S.P. Courtney, The Ecology of Pierid Butterflies: Dynamics and Interactions.
M.E. Harmon, J.F. Franklin, F.J. Swanson, P. Sollins, S.V. Gregory, J.D. Lattin, N.H. Anderson, S.P. Cline, N.G. Aumen, J.R. Sedell, G.W. Lienkaemper, K. Cromack, Jr., and K.W. Cummins, Ecology of Coarse Woody Debris in Temperate Ecosystems.
K.A. Vogt, C.C. Grier, and D.J. Vogt, Production, Turnover, and Nutrient Dynamics of Above- and Below-ground Detritus of World Forests.
R. Hartenstein, Earthworm Biotechnology and Global Biogeochemistry. Each chapter includes references. Author Index. Subject Index.
Jarvis and McNaughton provide a cogent example of the impact of physiological studies in ecology. The study of transpiration is of basic importance in botany and their paper shows how the often conflicting conclusions reached by physiological ecologists and micrometeorologists may be reconciled. Courtney's analysis of Pereid butterfly ecology looks at the various evolutionary strategies adopted by the butterflies, their food plants and their predators and parasites.

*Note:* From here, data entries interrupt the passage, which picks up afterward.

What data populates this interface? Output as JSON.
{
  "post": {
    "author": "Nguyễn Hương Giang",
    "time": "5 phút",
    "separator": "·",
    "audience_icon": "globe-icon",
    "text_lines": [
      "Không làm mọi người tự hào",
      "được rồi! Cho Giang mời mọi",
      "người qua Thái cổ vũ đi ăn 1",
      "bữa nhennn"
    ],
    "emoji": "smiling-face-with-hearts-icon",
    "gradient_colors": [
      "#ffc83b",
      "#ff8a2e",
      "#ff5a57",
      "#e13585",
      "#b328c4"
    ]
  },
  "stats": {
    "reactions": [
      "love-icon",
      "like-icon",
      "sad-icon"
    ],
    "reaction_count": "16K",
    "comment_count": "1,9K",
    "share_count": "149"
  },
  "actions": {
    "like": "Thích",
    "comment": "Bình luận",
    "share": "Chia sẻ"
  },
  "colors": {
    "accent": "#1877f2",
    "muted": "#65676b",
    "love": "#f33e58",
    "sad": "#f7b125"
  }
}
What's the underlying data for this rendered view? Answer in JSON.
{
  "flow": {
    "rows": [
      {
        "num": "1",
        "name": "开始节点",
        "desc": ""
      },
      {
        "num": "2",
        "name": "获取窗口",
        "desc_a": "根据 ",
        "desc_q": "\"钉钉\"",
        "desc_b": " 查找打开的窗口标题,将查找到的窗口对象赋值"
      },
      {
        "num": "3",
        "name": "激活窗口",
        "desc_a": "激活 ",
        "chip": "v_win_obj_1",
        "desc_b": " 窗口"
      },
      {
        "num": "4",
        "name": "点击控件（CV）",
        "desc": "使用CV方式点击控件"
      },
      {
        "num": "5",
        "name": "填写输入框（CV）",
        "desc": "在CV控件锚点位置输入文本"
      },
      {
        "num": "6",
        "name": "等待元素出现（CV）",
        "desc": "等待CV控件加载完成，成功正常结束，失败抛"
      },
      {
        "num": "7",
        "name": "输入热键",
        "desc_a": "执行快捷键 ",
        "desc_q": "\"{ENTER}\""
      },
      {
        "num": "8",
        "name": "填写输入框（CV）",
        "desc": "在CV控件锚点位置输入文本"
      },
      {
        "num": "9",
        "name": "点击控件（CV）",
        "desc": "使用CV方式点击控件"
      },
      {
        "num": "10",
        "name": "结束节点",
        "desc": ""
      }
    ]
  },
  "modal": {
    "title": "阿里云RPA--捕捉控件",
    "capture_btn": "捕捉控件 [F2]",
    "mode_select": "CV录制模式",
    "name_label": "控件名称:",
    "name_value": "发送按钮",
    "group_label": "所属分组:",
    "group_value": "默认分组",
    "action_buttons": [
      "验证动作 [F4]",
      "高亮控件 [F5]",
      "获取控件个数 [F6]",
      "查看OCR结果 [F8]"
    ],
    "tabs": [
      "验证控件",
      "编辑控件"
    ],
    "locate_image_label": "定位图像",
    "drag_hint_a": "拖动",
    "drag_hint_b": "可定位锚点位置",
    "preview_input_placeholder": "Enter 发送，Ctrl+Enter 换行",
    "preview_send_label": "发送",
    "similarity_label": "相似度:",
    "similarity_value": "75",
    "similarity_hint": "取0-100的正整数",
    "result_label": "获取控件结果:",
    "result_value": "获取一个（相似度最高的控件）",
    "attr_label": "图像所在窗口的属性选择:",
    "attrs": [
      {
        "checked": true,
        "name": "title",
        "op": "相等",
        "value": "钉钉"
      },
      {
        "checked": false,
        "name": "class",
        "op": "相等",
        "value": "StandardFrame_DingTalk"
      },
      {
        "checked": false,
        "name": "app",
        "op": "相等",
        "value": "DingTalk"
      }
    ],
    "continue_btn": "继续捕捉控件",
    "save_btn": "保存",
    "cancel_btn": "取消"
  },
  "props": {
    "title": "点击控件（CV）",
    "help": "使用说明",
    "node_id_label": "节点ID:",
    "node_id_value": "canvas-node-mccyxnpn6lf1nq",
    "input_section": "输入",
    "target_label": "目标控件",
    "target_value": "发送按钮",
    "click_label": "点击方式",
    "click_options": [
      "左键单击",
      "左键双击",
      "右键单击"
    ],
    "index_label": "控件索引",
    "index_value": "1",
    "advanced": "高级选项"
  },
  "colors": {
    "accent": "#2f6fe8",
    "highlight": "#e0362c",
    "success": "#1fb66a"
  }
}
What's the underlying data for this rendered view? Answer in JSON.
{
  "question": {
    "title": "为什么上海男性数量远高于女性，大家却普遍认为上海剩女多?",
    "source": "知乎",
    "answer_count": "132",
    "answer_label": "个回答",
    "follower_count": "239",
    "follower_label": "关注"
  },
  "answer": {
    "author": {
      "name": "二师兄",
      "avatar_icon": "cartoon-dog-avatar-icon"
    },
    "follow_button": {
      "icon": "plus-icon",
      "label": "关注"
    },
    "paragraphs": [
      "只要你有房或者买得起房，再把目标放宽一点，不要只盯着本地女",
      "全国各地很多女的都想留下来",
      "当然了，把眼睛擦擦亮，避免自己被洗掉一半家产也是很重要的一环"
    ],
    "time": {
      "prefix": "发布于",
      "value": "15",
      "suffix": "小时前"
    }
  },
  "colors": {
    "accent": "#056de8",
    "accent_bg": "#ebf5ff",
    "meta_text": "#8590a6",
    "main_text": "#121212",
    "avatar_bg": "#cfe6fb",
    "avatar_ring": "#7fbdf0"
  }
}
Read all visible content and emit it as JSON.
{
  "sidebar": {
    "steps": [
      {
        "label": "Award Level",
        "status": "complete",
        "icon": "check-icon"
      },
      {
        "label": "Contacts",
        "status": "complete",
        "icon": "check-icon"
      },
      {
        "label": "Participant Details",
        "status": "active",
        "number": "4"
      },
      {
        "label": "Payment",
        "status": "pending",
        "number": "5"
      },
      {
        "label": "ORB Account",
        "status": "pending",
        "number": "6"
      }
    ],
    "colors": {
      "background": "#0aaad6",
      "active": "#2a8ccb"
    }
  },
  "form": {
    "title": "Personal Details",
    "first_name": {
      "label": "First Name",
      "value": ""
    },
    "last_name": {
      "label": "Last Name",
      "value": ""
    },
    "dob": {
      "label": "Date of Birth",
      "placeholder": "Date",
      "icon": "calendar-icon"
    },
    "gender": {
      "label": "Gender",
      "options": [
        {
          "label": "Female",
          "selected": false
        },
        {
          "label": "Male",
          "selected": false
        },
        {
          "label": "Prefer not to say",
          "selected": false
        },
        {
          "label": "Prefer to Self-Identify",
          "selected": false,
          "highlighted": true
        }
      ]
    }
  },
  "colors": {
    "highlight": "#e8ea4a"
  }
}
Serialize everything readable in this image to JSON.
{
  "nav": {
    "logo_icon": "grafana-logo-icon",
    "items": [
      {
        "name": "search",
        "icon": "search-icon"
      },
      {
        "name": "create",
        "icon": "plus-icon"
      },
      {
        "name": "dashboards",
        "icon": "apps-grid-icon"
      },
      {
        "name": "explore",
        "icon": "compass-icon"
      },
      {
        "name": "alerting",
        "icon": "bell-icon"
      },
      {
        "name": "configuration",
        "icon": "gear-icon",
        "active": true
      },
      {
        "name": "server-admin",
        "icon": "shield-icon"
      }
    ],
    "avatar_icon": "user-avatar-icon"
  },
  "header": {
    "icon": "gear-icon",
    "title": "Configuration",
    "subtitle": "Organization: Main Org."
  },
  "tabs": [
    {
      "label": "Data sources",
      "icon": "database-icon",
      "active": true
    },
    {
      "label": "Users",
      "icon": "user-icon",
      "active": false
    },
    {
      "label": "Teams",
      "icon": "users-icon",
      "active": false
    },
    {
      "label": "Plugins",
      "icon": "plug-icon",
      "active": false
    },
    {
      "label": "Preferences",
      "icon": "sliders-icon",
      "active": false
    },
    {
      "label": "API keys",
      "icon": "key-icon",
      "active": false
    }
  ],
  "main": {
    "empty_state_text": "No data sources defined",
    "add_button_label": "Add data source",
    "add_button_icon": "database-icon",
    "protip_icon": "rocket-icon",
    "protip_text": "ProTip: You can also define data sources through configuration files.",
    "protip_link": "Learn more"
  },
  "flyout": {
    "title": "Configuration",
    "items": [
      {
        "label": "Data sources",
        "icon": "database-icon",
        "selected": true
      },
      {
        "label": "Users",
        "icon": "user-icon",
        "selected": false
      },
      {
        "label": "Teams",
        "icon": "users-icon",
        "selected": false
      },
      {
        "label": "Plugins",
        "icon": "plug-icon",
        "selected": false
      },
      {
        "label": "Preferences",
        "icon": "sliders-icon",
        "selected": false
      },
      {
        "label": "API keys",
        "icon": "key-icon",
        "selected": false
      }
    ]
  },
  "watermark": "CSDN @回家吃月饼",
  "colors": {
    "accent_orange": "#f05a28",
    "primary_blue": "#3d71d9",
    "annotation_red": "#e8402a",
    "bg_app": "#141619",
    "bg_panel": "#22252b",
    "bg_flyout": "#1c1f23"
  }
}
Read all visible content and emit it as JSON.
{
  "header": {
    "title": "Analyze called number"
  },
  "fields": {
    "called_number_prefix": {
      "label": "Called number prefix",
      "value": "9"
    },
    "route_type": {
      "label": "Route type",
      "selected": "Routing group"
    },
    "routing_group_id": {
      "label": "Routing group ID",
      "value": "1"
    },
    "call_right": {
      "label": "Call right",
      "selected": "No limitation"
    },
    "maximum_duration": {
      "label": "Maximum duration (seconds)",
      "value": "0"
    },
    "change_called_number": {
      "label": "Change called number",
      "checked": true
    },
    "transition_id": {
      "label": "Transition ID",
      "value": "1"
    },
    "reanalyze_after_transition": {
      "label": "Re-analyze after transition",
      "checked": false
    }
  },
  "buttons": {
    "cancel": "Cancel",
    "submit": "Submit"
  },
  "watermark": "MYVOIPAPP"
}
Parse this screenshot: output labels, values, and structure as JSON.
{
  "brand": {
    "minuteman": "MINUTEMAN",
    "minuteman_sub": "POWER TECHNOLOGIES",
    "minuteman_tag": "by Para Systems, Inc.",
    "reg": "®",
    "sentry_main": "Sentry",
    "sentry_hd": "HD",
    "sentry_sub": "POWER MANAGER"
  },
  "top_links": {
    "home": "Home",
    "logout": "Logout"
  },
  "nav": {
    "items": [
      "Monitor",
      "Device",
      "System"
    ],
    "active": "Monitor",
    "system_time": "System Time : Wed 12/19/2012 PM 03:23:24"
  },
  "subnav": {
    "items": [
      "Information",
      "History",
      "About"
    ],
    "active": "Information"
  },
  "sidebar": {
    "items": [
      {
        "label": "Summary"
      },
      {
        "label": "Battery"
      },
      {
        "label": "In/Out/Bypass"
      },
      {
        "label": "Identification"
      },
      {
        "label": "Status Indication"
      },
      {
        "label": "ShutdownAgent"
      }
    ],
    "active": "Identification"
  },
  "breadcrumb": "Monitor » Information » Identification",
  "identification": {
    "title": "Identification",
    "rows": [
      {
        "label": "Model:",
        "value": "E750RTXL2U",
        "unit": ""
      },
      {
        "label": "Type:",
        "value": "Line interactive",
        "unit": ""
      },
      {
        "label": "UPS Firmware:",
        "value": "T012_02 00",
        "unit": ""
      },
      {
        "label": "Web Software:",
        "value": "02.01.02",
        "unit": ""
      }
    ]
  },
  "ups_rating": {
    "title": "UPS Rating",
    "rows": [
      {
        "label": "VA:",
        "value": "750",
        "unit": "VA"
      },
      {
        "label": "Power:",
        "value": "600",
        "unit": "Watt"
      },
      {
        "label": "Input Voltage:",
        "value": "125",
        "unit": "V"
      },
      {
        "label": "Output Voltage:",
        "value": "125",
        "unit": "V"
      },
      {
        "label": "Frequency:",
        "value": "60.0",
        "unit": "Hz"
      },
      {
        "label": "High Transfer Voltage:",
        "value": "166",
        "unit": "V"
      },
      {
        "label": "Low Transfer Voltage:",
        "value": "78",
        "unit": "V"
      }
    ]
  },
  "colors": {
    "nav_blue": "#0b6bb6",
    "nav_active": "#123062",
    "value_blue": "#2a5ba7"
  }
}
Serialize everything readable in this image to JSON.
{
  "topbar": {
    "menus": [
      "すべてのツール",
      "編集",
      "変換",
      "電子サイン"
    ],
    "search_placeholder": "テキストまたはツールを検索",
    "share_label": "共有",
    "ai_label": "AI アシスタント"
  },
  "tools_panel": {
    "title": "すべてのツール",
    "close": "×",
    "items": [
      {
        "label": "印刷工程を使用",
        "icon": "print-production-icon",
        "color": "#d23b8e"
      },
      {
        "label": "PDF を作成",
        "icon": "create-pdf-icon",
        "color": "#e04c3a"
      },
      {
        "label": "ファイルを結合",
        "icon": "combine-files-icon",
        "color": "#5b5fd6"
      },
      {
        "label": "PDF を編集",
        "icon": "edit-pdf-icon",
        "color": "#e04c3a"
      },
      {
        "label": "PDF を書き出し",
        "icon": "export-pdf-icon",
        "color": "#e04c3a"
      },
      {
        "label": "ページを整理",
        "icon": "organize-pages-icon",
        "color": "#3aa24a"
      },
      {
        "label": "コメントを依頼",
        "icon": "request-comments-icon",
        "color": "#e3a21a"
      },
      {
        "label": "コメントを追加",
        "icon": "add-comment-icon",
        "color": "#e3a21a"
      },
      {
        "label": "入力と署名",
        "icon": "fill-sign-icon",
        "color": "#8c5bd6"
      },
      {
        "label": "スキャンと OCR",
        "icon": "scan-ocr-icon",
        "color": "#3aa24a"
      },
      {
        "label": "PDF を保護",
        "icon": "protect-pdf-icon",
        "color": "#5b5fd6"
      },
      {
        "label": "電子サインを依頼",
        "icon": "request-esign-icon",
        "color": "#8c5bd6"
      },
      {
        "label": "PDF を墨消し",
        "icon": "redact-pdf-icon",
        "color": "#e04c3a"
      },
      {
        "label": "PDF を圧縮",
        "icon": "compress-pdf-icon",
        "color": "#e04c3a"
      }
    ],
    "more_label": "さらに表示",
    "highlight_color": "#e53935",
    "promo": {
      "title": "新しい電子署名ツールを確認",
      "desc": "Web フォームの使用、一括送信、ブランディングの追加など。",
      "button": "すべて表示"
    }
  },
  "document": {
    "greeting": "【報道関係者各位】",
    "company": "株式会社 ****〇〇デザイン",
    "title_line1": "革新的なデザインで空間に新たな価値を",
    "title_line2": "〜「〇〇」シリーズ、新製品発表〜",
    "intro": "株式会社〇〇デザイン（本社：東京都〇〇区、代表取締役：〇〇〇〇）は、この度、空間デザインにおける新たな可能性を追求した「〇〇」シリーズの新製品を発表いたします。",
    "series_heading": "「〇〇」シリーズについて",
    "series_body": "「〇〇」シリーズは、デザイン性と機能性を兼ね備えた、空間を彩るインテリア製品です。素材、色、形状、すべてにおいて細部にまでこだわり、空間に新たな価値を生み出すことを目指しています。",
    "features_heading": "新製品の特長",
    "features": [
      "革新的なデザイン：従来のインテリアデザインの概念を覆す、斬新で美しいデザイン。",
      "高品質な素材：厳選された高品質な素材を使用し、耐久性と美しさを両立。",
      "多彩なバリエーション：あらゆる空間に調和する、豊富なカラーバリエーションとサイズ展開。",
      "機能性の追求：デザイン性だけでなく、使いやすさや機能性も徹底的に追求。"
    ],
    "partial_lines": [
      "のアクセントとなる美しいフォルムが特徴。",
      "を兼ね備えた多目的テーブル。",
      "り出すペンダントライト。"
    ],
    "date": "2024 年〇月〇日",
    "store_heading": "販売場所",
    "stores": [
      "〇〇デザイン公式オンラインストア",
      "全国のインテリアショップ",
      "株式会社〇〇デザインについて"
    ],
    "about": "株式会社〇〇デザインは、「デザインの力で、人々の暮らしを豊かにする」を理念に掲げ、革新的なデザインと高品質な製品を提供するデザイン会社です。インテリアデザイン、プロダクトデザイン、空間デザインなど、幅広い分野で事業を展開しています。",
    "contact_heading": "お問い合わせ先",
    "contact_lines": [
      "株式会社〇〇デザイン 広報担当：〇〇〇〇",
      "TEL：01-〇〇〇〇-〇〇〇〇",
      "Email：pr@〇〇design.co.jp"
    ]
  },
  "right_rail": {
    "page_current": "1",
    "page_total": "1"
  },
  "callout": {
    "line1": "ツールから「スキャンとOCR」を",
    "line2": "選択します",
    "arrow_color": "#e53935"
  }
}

Franklin and his colleagues have distilled years of research on the decomposition of woody debris into a comprehensive treatment of both the nature and importance of this process in a variety of environments. Vogt and her colleagues also deal with an aspect of decomposition, focusing instead on the importance of the death and decay of root material. Finally, Hartenstein presents a lively discussion on the serious consequences of soil organic carbon deficiency. Combining man made organic waste and earthworm based biotechnology might help in managing carbon poor soils.**FROM THE PREFACE: Over recent years physiological plant ecology has been one of the most active areas of ecological research. It offers a prospect of explaining community function in terms of how the physiological properties of individual plants relate to patterns of microclimate generated in the community itself. However, the strategies of investigation and measurement techniques of the physiological ecologist frequently require very detailed work on just small amounts of material. Providing an integrated assessment of community function from such investigations may not be straightforward.
- No. of pages:
- © Academic Press 1986
- 28th January 1986
- Academic Press
- eBook ISBN:
@from:Praise for the Series "This series should certainly serve as an effective means of keeping abreast of the major advances in this challenging and growing field." @source:--PHYTOLOGIA @qu:"Without exception the papers are well and attractively written and together constitute an important and stimulating contribution to the modern science of ecology." @source:--NATURE
School of Biological and Environmental Studies, New University of Ulster, Coleraine, County Derry, Northern Ireland
University of Seattle, Washington, U.S.A.